Holland's lower house of parliament approved the proposal, but will it go any further?
Dutch courts have granted Spyker's petition and overturned a previous bankruptcy ruling, paving the way for the exotic automaker to get back in business - with plans to produce the B6 Venator, merge with an electric aircraft manufacturer and produce its first electric vehicle.
Plans change, and hopefully as an idea evolves along the way, it gets even better by the end. That mantra appears to be the case with the Vencer Sarthe supercar that is finally heading into production for the 2015 model year. It has had some significant changes over its two years of development.
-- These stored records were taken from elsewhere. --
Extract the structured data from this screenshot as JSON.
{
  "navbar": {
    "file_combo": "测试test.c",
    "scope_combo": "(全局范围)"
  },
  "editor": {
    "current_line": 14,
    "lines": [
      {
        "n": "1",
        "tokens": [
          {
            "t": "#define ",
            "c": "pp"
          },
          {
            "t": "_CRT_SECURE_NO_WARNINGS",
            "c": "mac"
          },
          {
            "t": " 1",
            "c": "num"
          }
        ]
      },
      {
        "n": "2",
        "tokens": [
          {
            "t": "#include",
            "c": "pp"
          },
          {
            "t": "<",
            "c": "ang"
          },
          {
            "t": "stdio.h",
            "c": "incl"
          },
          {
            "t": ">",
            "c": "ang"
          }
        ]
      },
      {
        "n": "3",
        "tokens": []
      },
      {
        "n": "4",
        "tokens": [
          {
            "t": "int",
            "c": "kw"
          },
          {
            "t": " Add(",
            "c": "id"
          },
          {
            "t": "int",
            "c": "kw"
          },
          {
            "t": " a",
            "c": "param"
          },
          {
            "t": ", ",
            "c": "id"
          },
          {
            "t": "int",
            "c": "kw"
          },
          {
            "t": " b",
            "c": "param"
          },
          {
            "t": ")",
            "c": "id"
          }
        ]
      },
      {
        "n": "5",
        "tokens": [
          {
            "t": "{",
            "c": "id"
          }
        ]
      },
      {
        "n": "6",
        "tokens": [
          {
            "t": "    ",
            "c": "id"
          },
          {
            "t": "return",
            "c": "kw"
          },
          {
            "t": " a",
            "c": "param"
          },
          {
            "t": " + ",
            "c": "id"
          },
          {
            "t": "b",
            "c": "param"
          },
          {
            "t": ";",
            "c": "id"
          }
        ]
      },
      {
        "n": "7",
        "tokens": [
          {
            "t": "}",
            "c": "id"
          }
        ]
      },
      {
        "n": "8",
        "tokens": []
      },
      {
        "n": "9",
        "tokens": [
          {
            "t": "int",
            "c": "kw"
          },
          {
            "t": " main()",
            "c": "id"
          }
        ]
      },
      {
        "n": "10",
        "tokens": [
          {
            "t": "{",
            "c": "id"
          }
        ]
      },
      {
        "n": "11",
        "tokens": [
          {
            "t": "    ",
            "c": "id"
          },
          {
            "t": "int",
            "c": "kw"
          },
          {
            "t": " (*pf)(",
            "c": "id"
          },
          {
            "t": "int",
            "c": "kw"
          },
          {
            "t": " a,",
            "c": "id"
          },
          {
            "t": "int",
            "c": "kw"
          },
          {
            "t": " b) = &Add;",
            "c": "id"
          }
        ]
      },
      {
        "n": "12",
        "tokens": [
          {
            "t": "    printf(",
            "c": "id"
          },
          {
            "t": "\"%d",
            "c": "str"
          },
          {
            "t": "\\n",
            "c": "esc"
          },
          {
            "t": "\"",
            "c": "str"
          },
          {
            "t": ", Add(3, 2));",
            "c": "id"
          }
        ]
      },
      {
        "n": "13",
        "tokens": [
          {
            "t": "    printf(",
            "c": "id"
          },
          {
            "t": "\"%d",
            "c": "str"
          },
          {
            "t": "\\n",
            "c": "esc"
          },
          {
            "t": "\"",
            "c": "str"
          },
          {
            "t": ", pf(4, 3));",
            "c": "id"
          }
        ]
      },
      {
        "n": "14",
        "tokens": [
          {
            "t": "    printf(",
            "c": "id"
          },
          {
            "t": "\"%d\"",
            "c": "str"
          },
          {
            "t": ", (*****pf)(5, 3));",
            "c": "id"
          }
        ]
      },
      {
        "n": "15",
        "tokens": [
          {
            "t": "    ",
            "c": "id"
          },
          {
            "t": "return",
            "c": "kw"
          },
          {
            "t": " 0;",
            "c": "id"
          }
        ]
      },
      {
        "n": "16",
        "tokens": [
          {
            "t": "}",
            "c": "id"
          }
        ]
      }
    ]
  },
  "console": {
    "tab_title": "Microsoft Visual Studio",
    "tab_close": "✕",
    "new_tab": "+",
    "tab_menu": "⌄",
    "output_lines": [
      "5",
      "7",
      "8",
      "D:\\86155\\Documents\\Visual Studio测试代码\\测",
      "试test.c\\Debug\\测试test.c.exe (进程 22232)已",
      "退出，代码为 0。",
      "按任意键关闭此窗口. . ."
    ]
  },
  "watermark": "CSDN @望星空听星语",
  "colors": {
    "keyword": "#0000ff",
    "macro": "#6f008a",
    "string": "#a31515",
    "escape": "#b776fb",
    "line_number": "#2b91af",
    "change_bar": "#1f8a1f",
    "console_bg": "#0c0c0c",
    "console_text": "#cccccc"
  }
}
If you thought electric vehicles were expensive, head on over to Rotterdam in the Netherlands. There, you can buy a Nissan Leaf for the amazingly low price of just 7,450 euros ($9,460 US). Or, if a practical delivery van is more your style, check out the Nissan e-NV200 Visia Flex, which is absurdly priced at 4,950 euros ($6,400). Now, you might be thinking, those prices don't seem right, and this isn't a case of Nissan slashing the price like someone in I Know What You Did Last Summer. Instead,
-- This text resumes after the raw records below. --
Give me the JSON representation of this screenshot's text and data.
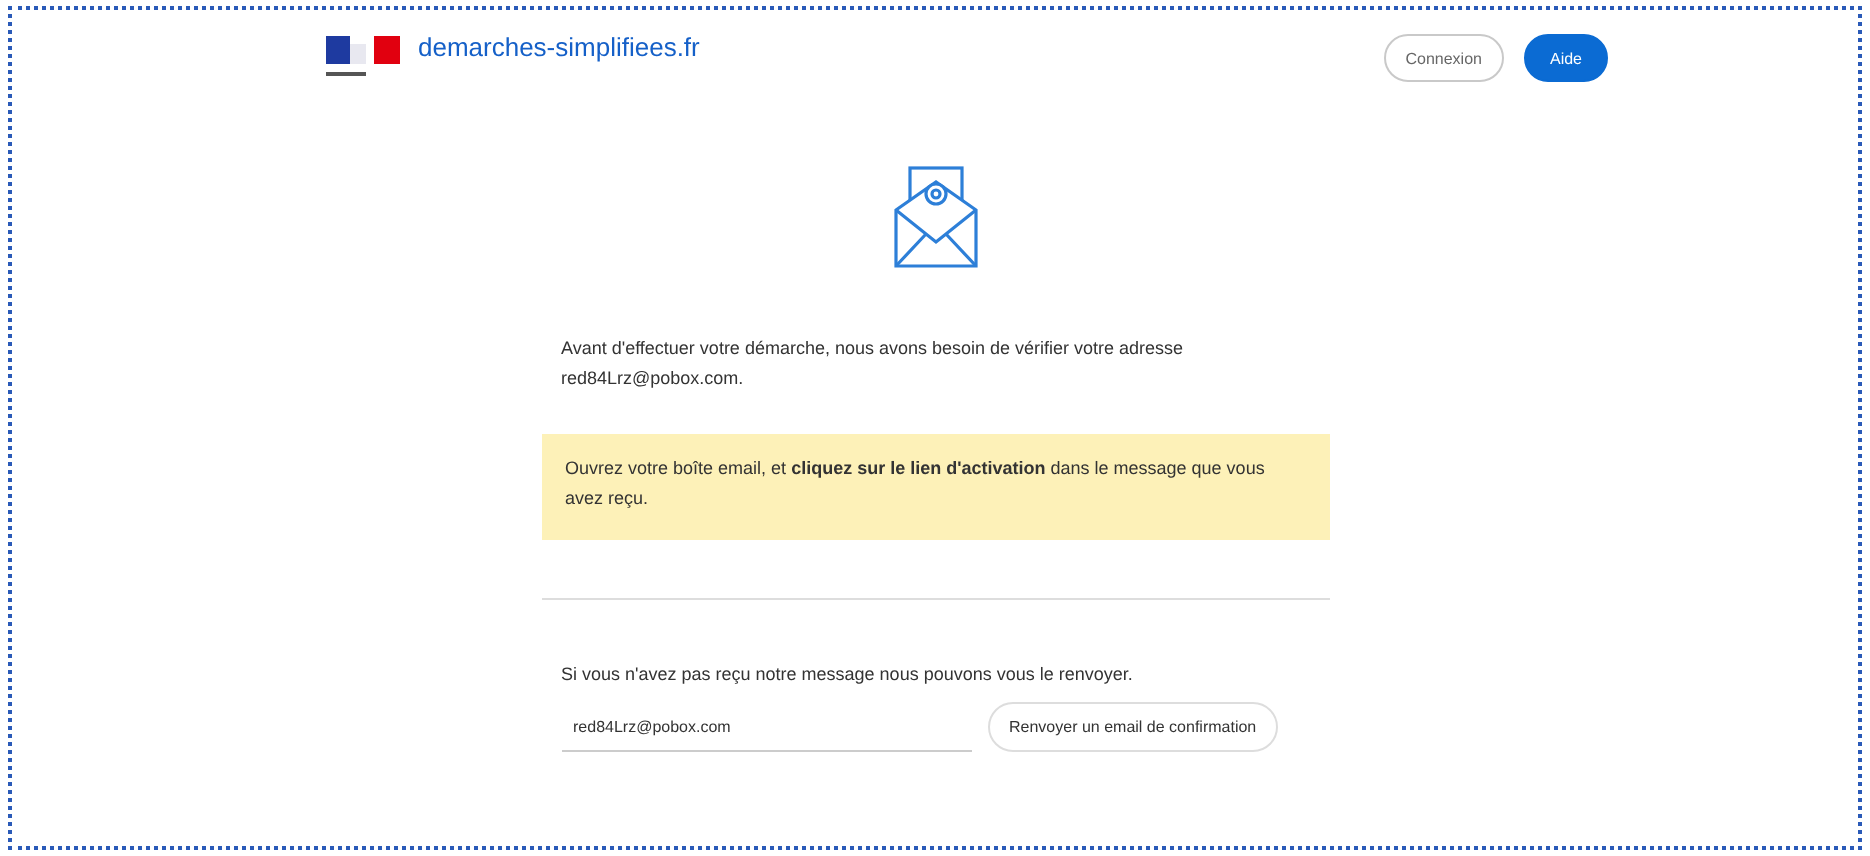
{
  "header": {
    "site_name": "demarches-simplifiees.fr",
    "buttons": [
      {
        "label": "Connexion",
        "kind": "outline"
      },
      {
        "label": "Aide",
        "kind": "primary"
      }
    ]
  },
  "intro": "Avant d'effectuer votre démarche, nous avons besoin de vérifier votre adresse red84Lrz@pobox.com.",
  "notice": "Ouvrez votre boîte email, et **cliquez sur le lien d'activation** dans le message que vous avez reçu.",
  "resend": {
    "text": "Si vous n'avez pas reçu notre message nous pouvons vous le renvoyer.",
    "email": "red84Lrz@pobox.com",
    "button": "Renvoyer un email de confirmation"
  }
}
Toro Rosso made headlines a couple of weeks ago when it signed Max Verstappen. Born in 1997, Verstappen is just 16, and will be just 17 when he makes his race debut next season, which will make him the youngest driver ever to compete in a F1 grand prix – by a margin of nearly two years, no less, the previously record held by Jaime Alguersuari, also of Toro Rosso, at 19. You imagine, then, that the team has been eager to showcase its young new talent, especially in his home country of Holla
"Showing up is 80 percent of life," Woody Allen once famously said. Ask the students at the Netherlands' Han University of Applied Sciences who competed in the Shell Eco-Marathon Europe, and they may say that the director/actor was understating his point. Because just getting their car to the starting line of the contest was a victory in itself.
Any dreams that you may have of cruising along the Netherlands' Tron-like, glow-in-the-dark roads are ruined – for now. The pilot project to test the glimmering streets fizzled because the illumination just wasn't bright enough in many situations, and it failed at times when it was needed most.
We have all seen the team-building exercise where people fall backward and trust other team members to catch them. The Dutch military has its own version, where a Leopard tank barrels towards a group at full speed and everyone hopes it stops in time. It's like a your average brake test, but with a 68.7-ton tank in place of a car and human life on the line.